Seamus’ father Paddy Heaney was a well known cattle dealer who attended all the local markets and sometimes in the summer his sons would come along. Paddy Heaney was a man of few words but he had a sharp wit. My brothers and I played Gaelic football against our neighbouring rivals, Bellaghy Wolfe Tones which included the Heaneys. In College Heaney often prophetically quoted Yeats, ‘Irish poets learn your trade’. Other times he gave my friends and me a direct challenge. ‘Some of you boys from South Derry are nothing but a bunch of philistines if you can’t appreciate or get a feeling for poetry!’ In fact once I submitted a feeble poetic attempt called ‘Erica’ dealing with bog cotton. Oh I really loved how he could read poetry with such conviction and he had a really infectious belly laugh and big grin.
He has by his readings made poetry accessible to a wider audience. He gave a voice to County Derry at a time well before ‘The Troubles’ when Dublin, London and America seemed so far away.
In South Derry we lived on a small farm on the foothills of the Sperrin mountains and we walked and herded our cattle to the nearest fair in Bellaghy. When we reached the fair it was like a circus playground of activity and excitement for my older brother and myself . During the course of the fair after the animals were sold, my father ,Paddy Joe Boyle, and Paddy Heaney and others could be found having a bottle of stout or two in Breslin’s Bar on Main Street. All the younger folk would now roam around the stalls and quickly spend what little money we had on lemonade and sweets. My brother Sean and I dodged and weaved through the cattle yard playing hide and seek. Then we saw the Heaney boys and Seamus for the first time – in Scullin’s cattle yard in Bellaghy.

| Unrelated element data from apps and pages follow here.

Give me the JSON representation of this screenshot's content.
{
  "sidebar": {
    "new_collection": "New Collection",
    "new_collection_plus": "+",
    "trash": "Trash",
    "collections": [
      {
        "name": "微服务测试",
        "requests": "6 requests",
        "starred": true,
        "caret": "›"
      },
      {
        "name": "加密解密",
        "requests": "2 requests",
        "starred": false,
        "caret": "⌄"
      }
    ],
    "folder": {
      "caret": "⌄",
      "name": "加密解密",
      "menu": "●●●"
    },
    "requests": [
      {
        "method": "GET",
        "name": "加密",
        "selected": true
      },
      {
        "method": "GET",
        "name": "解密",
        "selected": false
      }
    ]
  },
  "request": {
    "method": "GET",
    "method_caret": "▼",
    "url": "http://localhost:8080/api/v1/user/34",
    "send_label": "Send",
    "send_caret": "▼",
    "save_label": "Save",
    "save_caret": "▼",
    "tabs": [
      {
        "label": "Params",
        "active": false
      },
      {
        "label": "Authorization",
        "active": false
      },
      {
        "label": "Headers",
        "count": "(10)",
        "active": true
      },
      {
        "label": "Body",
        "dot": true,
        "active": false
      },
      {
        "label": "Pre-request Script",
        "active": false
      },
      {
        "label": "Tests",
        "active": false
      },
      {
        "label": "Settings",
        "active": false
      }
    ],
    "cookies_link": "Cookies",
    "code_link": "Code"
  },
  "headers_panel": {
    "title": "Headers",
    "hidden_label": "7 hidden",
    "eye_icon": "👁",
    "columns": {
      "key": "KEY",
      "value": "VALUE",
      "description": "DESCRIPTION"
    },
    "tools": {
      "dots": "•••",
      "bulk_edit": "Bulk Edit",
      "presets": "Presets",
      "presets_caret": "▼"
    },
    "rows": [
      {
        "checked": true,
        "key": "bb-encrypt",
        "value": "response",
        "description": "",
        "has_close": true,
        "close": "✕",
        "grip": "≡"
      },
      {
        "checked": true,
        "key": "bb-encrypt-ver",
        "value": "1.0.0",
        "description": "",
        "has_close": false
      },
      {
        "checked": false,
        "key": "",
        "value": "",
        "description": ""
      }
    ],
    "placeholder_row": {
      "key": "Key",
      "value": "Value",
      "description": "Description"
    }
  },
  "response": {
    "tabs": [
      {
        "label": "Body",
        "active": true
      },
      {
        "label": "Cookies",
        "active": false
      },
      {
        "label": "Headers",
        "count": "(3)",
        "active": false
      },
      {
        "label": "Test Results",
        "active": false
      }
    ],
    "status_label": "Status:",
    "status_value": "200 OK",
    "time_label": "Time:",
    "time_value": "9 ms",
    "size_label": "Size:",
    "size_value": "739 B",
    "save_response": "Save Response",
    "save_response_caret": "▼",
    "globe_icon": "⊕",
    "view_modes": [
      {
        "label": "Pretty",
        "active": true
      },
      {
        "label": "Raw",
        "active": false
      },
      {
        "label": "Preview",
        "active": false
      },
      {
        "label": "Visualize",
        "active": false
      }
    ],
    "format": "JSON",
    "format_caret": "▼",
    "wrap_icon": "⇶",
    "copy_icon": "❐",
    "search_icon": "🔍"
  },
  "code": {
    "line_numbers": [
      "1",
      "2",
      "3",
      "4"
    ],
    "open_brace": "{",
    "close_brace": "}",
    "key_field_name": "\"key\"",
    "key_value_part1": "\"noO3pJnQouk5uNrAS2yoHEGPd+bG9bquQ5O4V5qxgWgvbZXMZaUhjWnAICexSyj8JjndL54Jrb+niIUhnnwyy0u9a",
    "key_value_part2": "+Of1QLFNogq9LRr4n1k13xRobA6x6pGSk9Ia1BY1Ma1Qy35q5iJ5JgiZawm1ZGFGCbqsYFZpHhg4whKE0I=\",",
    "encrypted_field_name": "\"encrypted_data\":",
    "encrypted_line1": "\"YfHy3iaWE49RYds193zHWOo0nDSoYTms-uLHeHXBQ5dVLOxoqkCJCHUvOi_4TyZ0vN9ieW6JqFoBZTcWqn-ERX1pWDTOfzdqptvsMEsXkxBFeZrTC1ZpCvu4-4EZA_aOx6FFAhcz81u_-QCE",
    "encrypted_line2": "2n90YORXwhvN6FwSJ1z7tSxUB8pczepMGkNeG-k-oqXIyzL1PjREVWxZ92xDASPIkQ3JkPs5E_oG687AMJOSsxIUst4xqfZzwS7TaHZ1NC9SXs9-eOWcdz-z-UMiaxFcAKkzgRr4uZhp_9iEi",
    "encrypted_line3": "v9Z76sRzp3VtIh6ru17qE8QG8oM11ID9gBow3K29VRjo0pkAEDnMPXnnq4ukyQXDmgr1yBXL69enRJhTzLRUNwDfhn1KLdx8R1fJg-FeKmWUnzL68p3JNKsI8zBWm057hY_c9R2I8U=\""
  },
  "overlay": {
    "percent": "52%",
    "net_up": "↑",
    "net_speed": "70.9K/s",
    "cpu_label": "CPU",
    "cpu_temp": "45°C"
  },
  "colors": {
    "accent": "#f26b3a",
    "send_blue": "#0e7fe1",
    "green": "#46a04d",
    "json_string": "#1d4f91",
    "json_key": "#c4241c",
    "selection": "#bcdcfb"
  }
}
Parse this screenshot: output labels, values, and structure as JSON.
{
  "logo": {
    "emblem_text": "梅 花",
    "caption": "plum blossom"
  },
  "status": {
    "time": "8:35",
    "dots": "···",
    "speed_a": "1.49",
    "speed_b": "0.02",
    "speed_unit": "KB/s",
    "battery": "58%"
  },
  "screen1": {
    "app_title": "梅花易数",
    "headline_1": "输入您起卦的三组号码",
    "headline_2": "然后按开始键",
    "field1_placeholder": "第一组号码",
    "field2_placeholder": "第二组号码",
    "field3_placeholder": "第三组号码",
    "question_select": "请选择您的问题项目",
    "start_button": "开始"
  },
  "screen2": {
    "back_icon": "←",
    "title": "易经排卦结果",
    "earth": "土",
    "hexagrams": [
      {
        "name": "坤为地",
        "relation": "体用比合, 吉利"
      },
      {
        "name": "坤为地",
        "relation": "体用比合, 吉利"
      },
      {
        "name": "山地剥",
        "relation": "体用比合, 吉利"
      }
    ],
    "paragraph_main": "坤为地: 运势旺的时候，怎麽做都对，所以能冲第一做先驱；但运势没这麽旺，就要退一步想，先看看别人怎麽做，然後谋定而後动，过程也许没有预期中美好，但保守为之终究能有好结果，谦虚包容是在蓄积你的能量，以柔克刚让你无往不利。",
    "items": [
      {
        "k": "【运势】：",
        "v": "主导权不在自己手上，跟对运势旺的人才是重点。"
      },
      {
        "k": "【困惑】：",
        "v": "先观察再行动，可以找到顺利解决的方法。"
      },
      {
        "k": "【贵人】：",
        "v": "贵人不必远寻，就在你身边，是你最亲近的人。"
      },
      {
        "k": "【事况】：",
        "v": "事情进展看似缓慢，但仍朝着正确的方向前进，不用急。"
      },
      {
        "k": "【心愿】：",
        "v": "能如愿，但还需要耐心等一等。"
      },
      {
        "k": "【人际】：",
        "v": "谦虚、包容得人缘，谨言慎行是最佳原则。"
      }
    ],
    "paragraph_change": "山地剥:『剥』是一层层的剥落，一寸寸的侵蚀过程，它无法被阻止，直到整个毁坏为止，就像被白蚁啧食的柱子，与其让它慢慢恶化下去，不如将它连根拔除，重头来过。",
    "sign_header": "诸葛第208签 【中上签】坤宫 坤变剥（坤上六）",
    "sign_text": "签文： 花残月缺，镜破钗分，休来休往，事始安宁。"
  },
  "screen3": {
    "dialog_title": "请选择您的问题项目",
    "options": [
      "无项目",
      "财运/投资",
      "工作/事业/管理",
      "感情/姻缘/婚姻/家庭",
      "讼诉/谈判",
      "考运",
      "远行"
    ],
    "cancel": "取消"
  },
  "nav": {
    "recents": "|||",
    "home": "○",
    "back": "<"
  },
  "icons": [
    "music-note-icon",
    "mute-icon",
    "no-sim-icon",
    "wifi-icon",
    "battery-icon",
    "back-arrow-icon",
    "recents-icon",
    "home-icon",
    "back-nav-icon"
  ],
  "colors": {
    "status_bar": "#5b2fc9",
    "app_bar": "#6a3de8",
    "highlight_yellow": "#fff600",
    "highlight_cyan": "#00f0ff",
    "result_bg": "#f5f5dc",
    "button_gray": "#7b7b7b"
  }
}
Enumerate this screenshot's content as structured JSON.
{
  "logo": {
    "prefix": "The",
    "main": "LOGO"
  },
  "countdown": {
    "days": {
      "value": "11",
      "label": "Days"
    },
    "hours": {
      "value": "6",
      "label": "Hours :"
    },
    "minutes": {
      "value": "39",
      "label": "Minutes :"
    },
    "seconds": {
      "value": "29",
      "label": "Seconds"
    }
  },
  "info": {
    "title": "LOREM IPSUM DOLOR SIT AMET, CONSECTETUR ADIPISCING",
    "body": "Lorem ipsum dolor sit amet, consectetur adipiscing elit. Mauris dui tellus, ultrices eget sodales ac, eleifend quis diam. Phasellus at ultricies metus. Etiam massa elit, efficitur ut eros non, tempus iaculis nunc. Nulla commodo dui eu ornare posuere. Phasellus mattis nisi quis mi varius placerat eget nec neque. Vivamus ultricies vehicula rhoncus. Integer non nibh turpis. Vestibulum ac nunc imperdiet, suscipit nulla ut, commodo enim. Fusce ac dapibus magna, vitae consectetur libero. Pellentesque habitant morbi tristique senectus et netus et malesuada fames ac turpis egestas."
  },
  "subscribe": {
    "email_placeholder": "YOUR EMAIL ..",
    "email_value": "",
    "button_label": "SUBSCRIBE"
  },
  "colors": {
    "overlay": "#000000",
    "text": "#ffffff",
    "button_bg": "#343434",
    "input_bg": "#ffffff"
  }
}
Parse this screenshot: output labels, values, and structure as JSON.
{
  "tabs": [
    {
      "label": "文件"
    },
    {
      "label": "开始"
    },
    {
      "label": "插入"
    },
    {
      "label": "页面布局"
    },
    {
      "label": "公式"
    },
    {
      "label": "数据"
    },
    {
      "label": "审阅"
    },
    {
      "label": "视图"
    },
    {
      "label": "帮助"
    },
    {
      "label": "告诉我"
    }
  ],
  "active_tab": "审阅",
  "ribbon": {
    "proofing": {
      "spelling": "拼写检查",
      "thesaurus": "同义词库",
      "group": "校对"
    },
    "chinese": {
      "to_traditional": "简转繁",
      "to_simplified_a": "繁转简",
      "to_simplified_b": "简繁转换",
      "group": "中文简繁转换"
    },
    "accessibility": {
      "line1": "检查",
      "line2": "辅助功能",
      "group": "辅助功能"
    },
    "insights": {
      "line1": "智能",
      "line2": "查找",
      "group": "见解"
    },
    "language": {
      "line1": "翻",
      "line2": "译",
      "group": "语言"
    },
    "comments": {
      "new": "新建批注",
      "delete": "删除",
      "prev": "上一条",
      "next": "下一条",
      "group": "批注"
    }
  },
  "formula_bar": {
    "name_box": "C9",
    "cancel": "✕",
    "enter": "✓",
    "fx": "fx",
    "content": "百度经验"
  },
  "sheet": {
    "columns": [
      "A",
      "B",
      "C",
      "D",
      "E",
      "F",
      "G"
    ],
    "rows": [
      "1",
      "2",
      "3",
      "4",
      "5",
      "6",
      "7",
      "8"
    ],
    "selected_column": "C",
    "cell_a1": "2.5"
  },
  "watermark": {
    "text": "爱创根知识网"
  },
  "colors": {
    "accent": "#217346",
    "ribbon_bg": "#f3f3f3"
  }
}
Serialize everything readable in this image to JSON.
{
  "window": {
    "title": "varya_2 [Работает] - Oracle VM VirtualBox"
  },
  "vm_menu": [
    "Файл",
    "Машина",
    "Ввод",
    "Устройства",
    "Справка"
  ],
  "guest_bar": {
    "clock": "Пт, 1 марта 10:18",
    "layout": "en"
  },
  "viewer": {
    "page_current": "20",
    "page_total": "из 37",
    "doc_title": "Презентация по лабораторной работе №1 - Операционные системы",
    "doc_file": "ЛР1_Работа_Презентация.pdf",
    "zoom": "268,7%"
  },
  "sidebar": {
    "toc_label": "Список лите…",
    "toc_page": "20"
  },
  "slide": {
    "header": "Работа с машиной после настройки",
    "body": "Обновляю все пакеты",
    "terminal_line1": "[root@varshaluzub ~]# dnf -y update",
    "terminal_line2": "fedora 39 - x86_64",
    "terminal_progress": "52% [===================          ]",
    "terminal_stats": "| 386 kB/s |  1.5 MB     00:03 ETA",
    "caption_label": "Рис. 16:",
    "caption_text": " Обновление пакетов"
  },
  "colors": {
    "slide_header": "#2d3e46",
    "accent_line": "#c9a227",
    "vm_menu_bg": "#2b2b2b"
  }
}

As a fellow South Derry person the loss of Seamus Heaney is a personal one and it is the loss of the soul and spirit of Ireland. As well his passing is felt in the global community. So, it is difficult to express or grasp this all, but in the Irish language there is an apt expression to describe Seamus Heaney the man and his poetry. ‘Ní bheidh a leithéidí aris ann.’ – We shall never see his like again.
Micheal Boyle writes from St John’s Newfoundland.
He has taught history and geography in a number of out port schools before coming to St John’s. Michael has a BA and M ED degrees from Memorial University Newfoundland. He has had an honorable mention in the 2001 Newfoundland Arts and Letters (Andy’s Prayer Book) and he is working towards his first collection of poems (The Changeling). In 1998 he retired from teaching and he operates a unique and famous historical walking tour in the old seaport city of St John’s.